A foe to none; but ev'ry body's friend; And loath, although offended, to offend; He sought to find an instance, if it could, By any creature's art, be understood, That might betoken safety, when attack'd; Yet where all hurt should be a foe's own act.
At last the hedge-hog came into his thought, And gave the perfect emblem that he sought: This little creature, all offence aside, Rolls up itself in its own prickly hide, When danger comes; and they that will abuse Do it themselves, if their own hurt ensues.
Methinks I hear the venerable sage"Children! descendants all thro' ev'ry age! Learn, from the prudent urchin in your arms, How to secure yourselves from worldly harms: Give no offence;-to you if others will, Firmly wrapt up within yourselves, be still.
"This animal is giv'n for outward sign Of inward, true security divine: Sharp, on your minds, let pointed virtues grow, That, without injuring, resist a foe;
Surround with these an honest, harmless heart, And he, that dwells in it, will take your part.
"Whatever ills your christian peace molest, Turn to, the source of grace, within your breast: There lies your safety-O that all my kin May ever seek it-where 't is found-within! That soul no ills can ever long annoy, Which makes its God the centre of its joy.”
INTENDED TO HAVE BEEN SPOKEN AT THE BREAKING UP OF THE FREE GRAMMAR-SCHOOL IN MANCHESTER, IN THE YEAR 1748, WHEN LAUDER'S CHARGE OF PLAGIARISM UPON MILTON ENGAGED THE PUBLIC ATTENTION.
THE MASTER'S SPEECH.
OUR worthy founder, gentlemen, this day,

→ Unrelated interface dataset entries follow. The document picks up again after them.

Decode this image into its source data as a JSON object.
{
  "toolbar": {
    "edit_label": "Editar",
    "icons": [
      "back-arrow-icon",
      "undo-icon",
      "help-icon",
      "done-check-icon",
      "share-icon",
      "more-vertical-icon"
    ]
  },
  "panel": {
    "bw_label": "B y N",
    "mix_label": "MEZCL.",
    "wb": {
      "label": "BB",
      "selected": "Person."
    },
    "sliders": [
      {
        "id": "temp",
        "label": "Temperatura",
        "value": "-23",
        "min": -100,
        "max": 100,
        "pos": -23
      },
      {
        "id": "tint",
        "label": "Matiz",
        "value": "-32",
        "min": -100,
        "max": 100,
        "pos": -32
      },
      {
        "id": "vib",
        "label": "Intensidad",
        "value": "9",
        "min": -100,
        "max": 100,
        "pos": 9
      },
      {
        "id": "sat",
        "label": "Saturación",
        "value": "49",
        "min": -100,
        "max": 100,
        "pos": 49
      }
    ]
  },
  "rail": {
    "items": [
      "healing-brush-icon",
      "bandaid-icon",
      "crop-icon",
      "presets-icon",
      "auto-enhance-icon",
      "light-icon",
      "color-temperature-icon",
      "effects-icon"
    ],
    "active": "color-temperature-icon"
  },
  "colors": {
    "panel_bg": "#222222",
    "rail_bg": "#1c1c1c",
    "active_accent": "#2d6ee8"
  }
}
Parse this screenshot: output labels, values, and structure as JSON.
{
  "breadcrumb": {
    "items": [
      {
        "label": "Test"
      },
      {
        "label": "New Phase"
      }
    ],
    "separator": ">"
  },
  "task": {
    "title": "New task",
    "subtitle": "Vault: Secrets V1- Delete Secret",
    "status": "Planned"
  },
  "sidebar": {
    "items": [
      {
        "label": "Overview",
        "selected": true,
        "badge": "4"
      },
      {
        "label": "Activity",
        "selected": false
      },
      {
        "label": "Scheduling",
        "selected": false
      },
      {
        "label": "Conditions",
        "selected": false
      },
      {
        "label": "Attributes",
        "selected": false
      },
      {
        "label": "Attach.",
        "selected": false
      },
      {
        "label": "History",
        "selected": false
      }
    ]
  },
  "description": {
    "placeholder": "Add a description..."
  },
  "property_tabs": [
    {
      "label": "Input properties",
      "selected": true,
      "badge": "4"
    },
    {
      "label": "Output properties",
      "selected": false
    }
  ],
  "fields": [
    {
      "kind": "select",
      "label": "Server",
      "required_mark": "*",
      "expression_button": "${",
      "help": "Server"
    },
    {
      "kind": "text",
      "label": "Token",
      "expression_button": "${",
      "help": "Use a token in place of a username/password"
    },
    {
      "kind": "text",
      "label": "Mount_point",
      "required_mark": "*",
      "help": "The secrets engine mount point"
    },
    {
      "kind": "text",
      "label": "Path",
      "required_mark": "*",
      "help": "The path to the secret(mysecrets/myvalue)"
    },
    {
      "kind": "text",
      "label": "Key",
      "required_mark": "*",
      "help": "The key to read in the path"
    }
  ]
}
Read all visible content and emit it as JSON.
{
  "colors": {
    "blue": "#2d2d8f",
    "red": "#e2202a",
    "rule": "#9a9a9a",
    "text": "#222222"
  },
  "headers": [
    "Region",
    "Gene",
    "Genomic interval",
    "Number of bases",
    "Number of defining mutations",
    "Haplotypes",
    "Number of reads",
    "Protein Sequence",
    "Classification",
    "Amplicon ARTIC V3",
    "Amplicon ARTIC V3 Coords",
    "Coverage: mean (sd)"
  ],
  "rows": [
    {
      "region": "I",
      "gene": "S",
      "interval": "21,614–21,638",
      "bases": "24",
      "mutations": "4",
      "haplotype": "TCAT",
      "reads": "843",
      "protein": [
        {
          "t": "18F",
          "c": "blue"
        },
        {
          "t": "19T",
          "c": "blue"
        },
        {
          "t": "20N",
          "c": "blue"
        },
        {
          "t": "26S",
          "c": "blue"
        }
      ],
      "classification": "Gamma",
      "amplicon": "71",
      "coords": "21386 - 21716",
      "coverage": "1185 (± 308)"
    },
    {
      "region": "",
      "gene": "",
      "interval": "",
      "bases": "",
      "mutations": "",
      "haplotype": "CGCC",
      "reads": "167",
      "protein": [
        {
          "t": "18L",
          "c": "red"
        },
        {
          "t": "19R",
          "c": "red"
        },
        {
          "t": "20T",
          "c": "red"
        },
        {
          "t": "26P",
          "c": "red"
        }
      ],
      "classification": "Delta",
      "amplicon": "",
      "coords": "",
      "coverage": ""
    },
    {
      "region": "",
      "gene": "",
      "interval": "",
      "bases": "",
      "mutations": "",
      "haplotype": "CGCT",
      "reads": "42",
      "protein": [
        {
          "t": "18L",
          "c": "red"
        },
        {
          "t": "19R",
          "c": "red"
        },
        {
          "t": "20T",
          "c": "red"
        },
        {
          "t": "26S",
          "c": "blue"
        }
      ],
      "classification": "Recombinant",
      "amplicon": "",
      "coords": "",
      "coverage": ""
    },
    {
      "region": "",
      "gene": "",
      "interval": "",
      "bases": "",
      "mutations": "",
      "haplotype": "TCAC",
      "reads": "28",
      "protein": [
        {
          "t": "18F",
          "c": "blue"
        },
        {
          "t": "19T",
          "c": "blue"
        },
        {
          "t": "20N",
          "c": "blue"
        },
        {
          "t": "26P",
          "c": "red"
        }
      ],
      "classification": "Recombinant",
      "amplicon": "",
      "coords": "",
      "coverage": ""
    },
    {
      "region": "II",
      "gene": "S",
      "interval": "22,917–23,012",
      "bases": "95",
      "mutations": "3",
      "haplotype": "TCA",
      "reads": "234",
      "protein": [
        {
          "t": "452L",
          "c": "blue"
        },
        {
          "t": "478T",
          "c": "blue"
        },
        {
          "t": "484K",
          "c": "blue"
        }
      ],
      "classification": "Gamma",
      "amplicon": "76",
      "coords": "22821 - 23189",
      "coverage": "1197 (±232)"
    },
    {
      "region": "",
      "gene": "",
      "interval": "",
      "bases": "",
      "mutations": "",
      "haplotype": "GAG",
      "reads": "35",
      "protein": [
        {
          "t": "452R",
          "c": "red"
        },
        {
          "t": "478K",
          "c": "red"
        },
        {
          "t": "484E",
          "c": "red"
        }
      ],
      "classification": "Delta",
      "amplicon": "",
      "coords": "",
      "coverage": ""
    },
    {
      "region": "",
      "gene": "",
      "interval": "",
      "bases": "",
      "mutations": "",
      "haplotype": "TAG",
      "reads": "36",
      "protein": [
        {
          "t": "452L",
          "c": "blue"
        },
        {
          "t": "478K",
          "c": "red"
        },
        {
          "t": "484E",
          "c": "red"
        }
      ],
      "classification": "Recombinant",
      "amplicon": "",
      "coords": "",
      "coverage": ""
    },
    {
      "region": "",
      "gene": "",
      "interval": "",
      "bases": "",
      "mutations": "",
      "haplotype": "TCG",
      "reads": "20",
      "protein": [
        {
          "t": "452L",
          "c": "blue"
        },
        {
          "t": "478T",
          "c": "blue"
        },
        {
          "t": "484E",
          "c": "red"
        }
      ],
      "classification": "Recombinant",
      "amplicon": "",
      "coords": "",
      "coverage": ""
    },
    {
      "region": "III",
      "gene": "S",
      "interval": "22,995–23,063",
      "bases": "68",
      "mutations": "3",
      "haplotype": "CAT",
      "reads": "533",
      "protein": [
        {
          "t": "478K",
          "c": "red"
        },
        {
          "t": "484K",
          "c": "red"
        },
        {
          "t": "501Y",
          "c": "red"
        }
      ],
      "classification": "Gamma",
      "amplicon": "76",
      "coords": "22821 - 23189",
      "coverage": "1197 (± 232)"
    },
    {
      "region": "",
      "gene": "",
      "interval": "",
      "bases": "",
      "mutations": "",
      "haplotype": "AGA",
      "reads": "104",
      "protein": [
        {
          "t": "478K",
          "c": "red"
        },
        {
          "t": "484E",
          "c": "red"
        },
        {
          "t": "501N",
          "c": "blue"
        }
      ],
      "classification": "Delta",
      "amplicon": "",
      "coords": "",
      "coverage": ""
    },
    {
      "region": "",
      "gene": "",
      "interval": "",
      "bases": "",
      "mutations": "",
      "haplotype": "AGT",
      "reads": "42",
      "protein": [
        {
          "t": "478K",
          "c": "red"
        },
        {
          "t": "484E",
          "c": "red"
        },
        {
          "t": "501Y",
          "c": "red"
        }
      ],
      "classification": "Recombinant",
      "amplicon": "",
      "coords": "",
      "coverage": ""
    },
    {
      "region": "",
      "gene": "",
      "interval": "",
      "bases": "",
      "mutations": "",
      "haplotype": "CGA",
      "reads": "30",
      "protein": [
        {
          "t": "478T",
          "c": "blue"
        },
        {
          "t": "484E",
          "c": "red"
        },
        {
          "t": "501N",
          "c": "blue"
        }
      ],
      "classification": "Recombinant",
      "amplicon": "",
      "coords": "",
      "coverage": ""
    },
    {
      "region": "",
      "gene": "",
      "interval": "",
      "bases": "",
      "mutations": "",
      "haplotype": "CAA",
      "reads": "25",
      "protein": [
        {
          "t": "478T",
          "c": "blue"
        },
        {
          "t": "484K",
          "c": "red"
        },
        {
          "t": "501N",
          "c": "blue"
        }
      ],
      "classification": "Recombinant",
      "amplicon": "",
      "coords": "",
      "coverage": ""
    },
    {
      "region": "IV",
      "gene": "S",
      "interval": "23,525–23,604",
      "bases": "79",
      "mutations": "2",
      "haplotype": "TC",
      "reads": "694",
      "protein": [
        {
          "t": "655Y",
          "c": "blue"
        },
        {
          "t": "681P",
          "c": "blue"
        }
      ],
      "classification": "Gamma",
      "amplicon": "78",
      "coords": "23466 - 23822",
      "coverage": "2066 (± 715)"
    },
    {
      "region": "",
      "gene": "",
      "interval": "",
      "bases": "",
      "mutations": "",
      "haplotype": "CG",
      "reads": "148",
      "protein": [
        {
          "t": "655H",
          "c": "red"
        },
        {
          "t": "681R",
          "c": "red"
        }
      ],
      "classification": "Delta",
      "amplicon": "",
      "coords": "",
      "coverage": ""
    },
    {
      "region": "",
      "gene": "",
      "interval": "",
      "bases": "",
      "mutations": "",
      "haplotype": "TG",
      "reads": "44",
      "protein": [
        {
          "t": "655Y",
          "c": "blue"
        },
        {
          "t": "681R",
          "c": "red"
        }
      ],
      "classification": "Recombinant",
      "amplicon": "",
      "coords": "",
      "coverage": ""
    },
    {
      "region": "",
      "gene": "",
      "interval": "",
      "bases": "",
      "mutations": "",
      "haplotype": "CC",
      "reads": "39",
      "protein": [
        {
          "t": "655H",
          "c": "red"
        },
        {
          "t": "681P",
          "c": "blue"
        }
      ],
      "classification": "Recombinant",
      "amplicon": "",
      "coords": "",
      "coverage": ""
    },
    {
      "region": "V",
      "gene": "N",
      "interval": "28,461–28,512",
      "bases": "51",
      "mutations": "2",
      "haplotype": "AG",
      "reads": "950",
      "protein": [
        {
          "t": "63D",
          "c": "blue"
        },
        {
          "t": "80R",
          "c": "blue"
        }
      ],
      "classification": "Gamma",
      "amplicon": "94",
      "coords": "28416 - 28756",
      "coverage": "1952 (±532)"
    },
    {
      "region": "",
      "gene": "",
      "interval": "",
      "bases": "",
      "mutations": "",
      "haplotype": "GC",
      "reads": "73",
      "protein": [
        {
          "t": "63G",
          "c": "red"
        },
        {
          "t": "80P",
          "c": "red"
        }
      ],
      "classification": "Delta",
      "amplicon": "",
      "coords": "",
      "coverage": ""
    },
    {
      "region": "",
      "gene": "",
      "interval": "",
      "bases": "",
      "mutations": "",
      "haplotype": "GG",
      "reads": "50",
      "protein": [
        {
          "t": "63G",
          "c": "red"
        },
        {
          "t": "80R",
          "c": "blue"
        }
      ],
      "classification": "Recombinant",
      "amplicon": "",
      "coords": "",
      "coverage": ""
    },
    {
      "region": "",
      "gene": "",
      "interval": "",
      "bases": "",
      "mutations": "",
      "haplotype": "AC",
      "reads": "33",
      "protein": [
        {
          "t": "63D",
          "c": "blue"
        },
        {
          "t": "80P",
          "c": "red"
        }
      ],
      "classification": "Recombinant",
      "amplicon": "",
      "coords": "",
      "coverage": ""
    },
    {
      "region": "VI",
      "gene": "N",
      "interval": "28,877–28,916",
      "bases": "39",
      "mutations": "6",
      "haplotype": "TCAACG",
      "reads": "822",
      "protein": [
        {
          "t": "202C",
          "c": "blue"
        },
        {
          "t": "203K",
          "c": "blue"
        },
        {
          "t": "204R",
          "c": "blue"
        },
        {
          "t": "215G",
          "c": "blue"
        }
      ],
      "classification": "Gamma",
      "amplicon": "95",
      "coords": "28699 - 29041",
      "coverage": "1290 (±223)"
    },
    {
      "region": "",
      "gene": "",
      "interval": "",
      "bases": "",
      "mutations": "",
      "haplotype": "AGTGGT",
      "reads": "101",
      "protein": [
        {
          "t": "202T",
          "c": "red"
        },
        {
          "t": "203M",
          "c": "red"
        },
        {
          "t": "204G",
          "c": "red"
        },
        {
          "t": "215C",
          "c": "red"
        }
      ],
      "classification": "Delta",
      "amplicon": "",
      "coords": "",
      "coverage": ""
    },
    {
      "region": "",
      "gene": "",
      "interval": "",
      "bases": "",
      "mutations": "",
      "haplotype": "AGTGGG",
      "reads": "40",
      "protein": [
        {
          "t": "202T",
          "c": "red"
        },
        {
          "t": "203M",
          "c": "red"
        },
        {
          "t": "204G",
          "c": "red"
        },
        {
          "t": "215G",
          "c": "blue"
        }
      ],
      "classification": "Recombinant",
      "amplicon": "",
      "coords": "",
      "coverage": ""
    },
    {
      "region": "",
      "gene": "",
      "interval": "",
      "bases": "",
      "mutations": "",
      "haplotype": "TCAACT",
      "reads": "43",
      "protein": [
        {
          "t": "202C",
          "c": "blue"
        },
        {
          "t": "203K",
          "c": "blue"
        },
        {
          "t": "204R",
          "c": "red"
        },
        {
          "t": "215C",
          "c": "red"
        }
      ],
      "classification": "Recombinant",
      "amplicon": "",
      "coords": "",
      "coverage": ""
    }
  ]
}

Now, since our Milton, a renowned name, Had been attack'd for stealing into fame; I told 'em-" Lads, now be upon your guard; Exert yourselves, and save your famous bard: He's call'd a plagiary-'t is your's to show The vain reproach, and silence Milton's foe.
"The point," said I, "at which ye now take. aim,
Remember, as ye rhyme, is Milton's fame;
For plund'ring verses-ne'er contest the fact;
Then lend a fav'ring ear, whilst they rehearse Short, and almost extemporary verse:
A thought work'd up, that came into the mind, With rhymes the first, and fittest, they could find. Such was their task-the boys have done their best; Take what you like, sirs,-and excuse the rest..
FIRST LAD. MILTON pursu'd, in numbers more sublime, Things unattempted yet in prose, or rhyme: "T is said, the bard did but pretend to soar, For such, and such-attempted them before.
'Tis now an age ago since Milton writ; The rest-are sunk into Oblivion's pit: A critic diving to their wrecks, perhaps, Has, now and then, bro't up some loosen'd scraps
We'll not dispute the value of them nowBut, say one thing which critics must allow; Which all the nations round us will confessMilton alone-attempted with success.
WHEN Milton's ghost into Elysium came, To mix with claimants for poetic fame, Some rose, the celebrated bard to meet; Welcom'd, and laid their laurels at his feet.